## Your objective
Using the data below, repeat all of it precisely.
-- Information follows --
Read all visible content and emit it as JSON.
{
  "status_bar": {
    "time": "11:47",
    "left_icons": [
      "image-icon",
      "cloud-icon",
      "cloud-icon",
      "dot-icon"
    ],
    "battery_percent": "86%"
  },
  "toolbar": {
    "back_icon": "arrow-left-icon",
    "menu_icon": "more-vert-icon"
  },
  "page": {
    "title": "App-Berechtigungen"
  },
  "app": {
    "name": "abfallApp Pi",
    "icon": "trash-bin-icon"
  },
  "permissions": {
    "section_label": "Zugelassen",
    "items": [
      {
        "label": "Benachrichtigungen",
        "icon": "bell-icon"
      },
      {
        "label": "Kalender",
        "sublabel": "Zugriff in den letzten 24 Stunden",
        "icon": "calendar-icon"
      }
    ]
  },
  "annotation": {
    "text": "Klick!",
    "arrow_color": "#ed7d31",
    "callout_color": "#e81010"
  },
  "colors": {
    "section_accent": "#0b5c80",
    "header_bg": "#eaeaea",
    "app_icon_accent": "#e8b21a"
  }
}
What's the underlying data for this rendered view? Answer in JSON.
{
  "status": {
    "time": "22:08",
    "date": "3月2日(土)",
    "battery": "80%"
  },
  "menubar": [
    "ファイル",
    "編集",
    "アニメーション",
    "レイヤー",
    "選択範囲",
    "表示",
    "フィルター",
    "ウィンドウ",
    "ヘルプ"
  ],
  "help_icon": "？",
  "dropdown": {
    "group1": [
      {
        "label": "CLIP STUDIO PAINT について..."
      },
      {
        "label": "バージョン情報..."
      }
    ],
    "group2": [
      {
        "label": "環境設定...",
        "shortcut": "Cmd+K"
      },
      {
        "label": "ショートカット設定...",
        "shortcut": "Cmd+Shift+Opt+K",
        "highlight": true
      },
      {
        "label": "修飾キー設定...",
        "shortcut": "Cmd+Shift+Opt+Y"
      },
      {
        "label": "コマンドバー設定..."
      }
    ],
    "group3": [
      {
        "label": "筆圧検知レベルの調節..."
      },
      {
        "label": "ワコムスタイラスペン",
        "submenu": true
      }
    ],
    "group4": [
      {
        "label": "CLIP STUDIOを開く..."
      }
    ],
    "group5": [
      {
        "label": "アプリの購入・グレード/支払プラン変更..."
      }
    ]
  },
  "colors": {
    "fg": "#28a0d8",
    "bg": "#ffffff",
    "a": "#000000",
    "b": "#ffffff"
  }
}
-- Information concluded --
## Result of this task
Read all visible content and emit it as JSON.
{
  "status_bar": {
    "time": "11:47",
    "left_icons": [
      "image-icon",
      "cloud-icon",
      "cloud-icon",
      "dot-icon"
    ],
    "battery_percent": "86%"
  },
  "toolbar": {
    "back_icon": "arrow-left-icon",
    "menu_icon": "more-vert-icon"
  },
  "page": {
    "title": "App-Berechtigungen"
  },
  "app": {
    "name": "abfallApp Pi",
    "icon": "trash-bin-icon"
  },
  "permissions": {
    "section_label": "Zugelassen",
    "items": [
      {
        "label": "Benachrichtigungen",
        "icon": "bell-icon"
      },
      {
        "label": "Kalender",
        "sublabel": "Zugriff in den letzten 24 Stunden",
        "icon": "calendar-icon"
      }
    ]
  },
  "annotation": {
    "text": "Klick!",
    "arrow_color": "#ed7d31",
    "callout_color": "#e81010"
  },
  "colors": {
    "section_accent": "#0b5c80",
    "header_bg": "#eaeaea",
    "app_icon_accent": "#e8b21a"
  }
}
What's the underlying data for this rendered view? Answer in JSON.
{
  "status": {
    "time": "22:08",
    "date": "3月2日(土)",
    "battery": "80%"
  },
  "menubar": [
    "ファイル",
    "編集",
    "アニメーション",
    "レイヤー",
    "選択範囲",
    "表示",
    "フィルター",
    "ウィンドウ",
    "ヘルプ"
  ],
  "help_icon": "？",
  "dropdown": {
    "group1": [
      {
        "label": "CLIP STUDIO PAINT について..."
      },
      {
        "label": "バージョン情報..."
      }
    ],
    "group2": [
      {
        "label": "環境設定...",
        "shortcut": "Cmd+K"
      },
      {
        "label": "ショートカット設定...",
        "shortcut": "Cmd+Shift+Opt+K",
        "highlight": true
      },
      {
        "label": "修飾キー設定...",
        "shortcut": "Cmd+Shift+Opt+Y"
      },
      {
        "label": "コマンドバー設定..."
      }
    ],
    "group3": [
      {
        "label": "筆圧検知レベルの調節..."
      },
      {
        "label": "ワコムスタイラスペン",
        "submenu": true
      }
    ],
    "group4": [
      {
        "label": "CLIP STUDIOを開く..."
      }
    ],
    "group5": [
      {
        "label": "アプリの購入・グレード/支払プラン変更..."
      }
    ]
  },
  "colors": {
    "fg": "#28a0d8",
    "bg": "#ffffff",
    "a": "#000000",
    "b": "#ffffff"
  }
}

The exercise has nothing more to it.